According to a report by the Fusion network, police records in Miami Gardens, Florida—a Miami suburb of 110,000—indicate that, since 2008, its officers have detained a staggering 56,922 civilians for "stop and question" confrontations without finding cause to arrest them. (Miami Gardens is where Trayvon Martin lived with his mother; he was killed in Sanford, 230 miles north, on a trip with his father.)
Here's how the Fusion piece begins:
In the summer of 2010, a young black man was stopped and questioned by police on the streets of Miami Gardens, Florida. According to the report filled out by the officer, he was "wearing gray sweatpants, a red hoodie and black gloves” giving the police "just cause” to question him. In the report, he was labeled a "suspicious person.”
He was an 11-year-old boy on his way to football practice.
In other cases, Fusion says, Miami Gardens police documents have identified individuals including a 5-year-old and a 99-year-old as "suspicious." One anonymous officer told the network that he had been "ordered to stop all black males between 15 and 30 years of age."

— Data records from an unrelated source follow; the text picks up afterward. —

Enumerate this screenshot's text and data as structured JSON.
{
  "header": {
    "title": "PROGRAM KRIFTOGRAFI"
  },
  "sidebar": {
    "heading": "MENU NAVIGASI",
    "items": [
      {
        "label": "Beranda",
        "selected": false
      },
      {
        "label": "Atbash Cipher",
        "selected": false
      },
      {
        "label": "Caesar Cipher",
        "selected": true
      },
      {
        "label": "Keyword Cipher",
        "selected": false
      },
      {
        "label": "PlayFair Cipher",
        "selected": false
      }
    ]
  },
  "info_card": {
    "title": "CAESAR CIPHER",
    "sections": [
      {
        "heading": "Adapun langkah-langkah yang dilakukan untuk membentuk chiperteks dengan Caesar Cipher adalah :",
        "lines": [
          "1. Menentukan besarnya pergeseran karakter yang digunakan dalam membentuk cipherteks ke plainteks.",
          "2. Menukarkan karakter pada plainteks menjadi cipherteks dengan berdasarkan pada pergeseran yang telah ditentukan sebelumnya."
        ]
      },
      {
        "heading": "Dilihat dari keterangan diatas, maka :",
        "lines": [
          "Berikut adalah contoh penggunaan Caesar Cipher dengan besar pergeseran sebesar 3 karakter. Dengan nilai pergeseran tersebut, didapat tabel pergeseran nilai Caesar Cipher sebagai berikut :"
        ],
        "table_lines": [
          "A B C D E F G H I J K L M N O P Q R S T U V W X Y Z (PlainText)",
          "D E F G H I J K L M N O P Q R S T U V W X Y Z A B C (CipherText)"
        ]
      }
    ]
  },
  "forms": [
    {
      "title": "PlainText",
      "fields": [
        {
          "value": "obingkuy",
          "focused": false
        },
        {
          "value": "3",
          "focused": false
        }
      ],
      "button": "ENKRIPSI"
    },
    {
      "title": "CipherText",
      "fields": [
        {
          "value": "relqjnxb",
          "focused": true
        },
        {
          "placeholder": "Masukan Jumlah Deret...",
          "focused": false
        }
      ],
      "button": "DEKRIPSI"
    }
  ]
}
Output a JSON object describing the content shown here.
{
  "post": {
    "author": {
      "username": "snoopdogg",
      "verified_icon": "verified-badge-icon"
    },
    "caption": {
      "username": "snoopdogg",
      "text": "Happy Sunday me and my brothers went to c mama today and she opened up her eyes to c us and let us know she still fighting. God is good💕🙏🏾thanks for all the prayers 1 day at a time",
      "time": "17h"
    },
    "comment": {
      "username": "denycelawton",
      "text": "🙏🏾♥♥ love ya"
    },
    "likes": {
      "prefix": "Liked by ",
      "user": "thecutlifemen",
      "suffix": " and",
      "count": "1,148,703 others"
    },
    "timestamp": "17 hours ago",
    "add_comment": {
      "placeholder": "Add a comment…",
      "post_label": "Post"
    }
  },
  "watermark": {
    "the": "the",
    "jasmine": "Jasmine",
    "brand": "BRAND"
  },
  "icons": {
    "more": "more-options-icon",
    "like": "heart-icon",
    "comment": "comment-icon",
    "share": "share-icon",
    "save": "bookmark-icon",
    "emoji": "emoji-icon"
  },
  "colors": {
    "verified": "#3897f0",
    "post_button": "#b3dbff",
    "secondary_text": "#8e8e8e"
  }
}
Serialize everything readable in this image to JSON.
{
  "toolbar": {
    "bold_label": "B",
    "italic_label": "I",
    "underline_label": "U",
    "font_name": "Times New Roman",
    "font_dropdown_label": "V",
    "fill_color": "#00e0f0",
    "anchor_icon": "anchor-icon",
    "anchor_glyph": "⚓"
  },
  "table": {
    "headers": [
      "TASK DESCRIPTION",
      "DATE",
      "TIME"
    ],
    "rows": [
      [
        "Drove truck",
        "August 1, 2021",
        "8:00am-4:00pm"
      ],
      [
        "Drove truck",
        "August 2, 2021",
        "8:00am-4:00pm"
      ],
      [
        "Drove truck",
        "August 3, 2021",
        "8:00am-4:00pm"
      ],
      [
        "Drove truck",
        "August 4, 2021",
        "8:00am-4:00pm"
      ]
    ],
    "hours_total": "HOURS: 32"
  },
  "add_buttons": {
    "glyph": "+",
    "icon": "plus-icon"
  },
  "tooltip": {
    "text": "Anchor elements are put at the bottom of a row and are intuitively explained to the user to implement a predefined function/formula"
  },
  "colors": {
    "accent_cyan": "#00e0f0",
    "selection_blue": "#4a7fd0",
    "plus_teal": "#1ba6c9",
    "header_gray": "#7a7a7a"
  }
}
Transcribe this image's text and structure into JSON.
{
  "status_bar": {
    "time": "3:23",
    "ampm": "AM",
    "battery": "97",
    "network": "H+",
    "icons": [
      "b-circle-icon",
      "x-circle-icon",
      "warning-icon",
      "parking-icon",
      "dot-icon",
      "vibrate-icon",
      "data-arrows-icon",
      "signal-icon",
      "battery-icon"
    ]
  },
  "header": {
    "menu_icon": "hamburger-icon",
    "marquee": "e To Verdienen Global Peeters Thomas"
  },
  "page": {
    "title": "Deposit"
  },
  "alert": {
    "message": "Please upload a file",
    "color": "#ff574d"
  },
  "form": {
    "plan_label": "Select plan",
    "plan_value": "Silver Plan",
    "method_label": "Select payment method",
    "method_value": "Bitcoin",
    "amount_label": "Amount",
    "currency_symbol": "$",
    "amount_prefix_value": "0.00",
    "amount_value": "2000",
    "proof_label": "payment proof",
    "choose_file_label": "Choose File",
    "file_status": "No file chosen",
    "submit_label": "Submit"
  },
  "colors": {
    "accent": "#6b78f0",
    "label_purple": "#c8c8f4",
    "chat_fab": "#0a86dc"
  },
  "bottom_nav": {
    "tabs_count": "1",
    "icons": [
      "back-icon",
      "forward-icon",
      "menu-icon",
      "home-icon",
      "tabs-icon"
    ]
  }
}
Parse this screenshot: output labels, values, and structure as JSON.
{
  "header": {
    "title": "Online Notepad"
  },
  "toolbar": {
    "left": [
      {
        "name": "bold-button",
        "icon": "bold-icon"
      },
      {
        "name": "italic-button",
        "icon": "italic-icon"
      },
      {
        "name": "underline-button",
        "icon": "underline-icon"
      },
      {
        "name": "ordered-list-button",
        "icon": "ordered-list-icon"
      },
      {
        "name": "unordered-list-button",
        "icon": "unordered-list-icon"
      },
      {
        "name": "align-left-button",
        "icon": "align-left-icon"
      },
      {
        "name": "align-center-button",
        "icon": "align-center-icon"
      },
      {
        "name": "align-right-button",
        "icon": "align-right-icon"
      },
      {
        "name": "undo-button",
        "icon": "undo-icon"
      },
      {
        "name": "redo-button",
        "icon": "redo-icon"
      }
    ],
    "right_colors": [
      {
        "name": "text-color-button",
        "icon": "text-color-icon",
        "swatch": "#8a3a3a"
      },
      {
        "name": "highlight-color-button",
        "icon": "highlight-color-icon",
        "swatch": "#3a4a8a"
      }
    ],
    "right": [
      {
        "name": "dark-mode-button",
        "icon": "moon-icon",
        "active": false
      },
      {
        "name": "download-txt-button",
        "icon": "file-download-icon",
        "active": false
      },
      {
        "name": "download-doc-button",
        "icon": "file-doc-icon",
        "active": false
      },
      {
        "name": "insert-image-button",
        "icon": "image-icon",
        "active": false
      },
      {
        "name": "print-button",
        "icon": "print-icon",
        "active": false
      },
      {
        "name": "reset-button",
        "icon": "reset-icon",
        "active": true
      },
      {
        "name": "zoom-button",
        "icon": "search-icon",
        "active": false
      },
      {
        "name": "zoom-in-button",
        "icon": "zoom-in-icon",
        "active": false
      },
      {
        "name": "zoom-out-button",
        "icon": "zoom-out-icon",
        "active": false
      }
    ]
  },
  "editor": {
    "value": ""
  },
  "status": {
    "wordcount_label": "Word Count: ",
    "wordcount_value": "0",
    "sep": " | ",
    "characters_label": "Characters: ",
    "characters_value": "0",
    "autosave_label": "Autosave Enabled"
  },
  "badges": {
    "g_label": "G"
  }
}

Meanwhile, even those who were ultimately arrested may still have been innocent; a resident named Earl Sampson, whose case was first reported on by the Miami Herald, has been arrested 71 times for trespassing at the convenience store where he works.